The owner of the Rana Plaza complex and more than 40 others will face murder charges in connection with the building's collapse two years ago. The disaster killed more than 1,100 people and is considered the country's worst-ever industrial disaster.
Sohel Rana and more than a dozen government officials are among 42 people to face charges that they ignored safety warnings to keep workers out of the building the day before the collapse.
The BBC's Akbar Hossain in Dhaka says the accused include government officials and owners of factories housed in the complex. Eighteen people have been charged with a lesser charge of negligence and violating building code regulations.
A court hearing is scheduled for June 28. If convicted, defendants could face the death penalty or life in prison.
Questions have been raised about the Bangladesh government's willingness to pursue the case. Hossain says the fact it has taken more than two years to bring formal charges has raised allegations that officers took their time during their investigation. But investigators say they had to interview more than a 1,000 people, including injured factory workers, government officials and experts.

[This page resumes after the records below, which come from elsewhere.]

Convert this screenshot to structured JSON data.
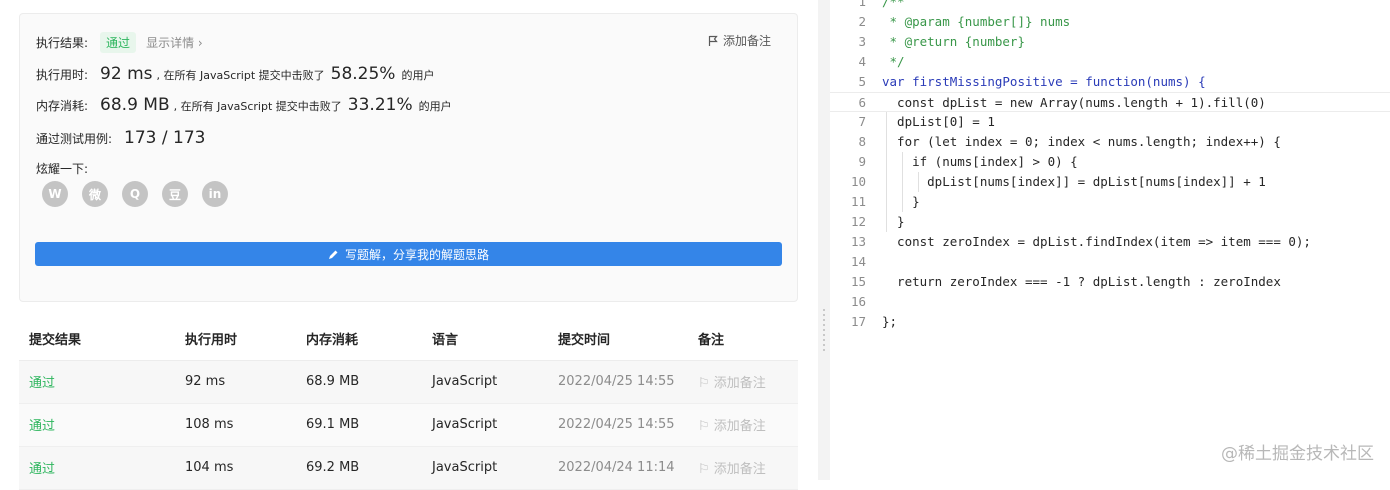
{
  "result_card": {
    "exec_result_label": "执行结果:",
    "status": "通过",
    "show_details": "显示详情 ›",
    "add_note": "添加备注",
    "runtime_label": "执行用时:",
    "runtime_value": "92 ms",
    "runtime_middle": ", 在所有 JavaScript 提交中击败了",
    "runtime_pct": "58.25%",
    "users_suffix": "的用户",
    "memory_label": "内存消耗:",
    "memory_value": "68.9 MB",
    "memory_middle": ", 在所有 JavaScript 提交中击败了",
    "memory_pct": "33.21%",
    "tests_label": "通过测试用例:",
    "tests_value": "173 / 173",
    "share_label": "炫耀一下:",
    "share_icons": [
      "wechat-icon",
      "weibo-icon",
      "qq-icon",
      "douban-icon",
      "linkedin-icon"
    ],
    "share_glyphs": [
      "W",
      "微",
      "Q",
      "豆",
      "in"
    ],
    "write_solution": "写题解，分享我的解题思路"
  },
  "submissions": {
    "headers": [
      "提交结果",
      "执行用时",
      "内存消耗",
      "语言",
      "提交时间",
      "备注"
    ],
    "rows": [
      {
        "result": "通过",
        "runtime": "92 ms",
        "memory": "68.9 MB",
        "lang": "JavaScript",
        "time": "2022/04/25 14:55",
        "note": "添加备注"
      },
      {
        "result": "通过",
        "runtime": "108 ms",
        "memory": "69.1 MB",
        "lang": "JavaScript",
        "time": "2022/04/25 14:55",
        "note": "添加备注"
      },
      {
        "result": "通过",
        "runtime": "104 ms",
        "memory": "69.2 MB",
        "lang": "JavaScript",
        "time": "2022/04/24 11:14",
        "note": "添加备注"
      }
    ]
  },
  "editor": {
    "active_line": 6,
    "lines": [
      "/**",
      " * @param {number[]} nums",
      " * @return {number}",
      " */",
      "var firstMissingPositive = function(nums) {",
      "  const dpList = new Array(nums.length + 1).fill(0)",
      "  dpList[0] = 1",
      "  for (let index = 0; index < nums.length; index++) {",
      "    if (nums[index] > 0) {",
      "      dpList[nums[index]] = dpList[nums[index]] + 1",
      "    }",
      "  }",
      "  const zeroIndex = dpList.findIndex(item => item === 0);",
      "",
      "  return zeroIndex === -1 ? dpList.length : zeroIndex",
      "",
      "};"
    ]
  },
  "watermark": "@稀土掘金技术社区",
  "colors": {
    "accent": "#3485e8",
    "success": "#2db55d"
  }
}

Factory owners and politicians carry a lot of political power, adds Hossain. Investigators say they've been hindered during their investigations.
More than 2,400 workers were rescued or escaped alive after the factory collapsed April 24, 2013. Even after several complaints about cracks appearing in the walls, thousands of people were reportedly forced to continue working in the complex before it collapsed.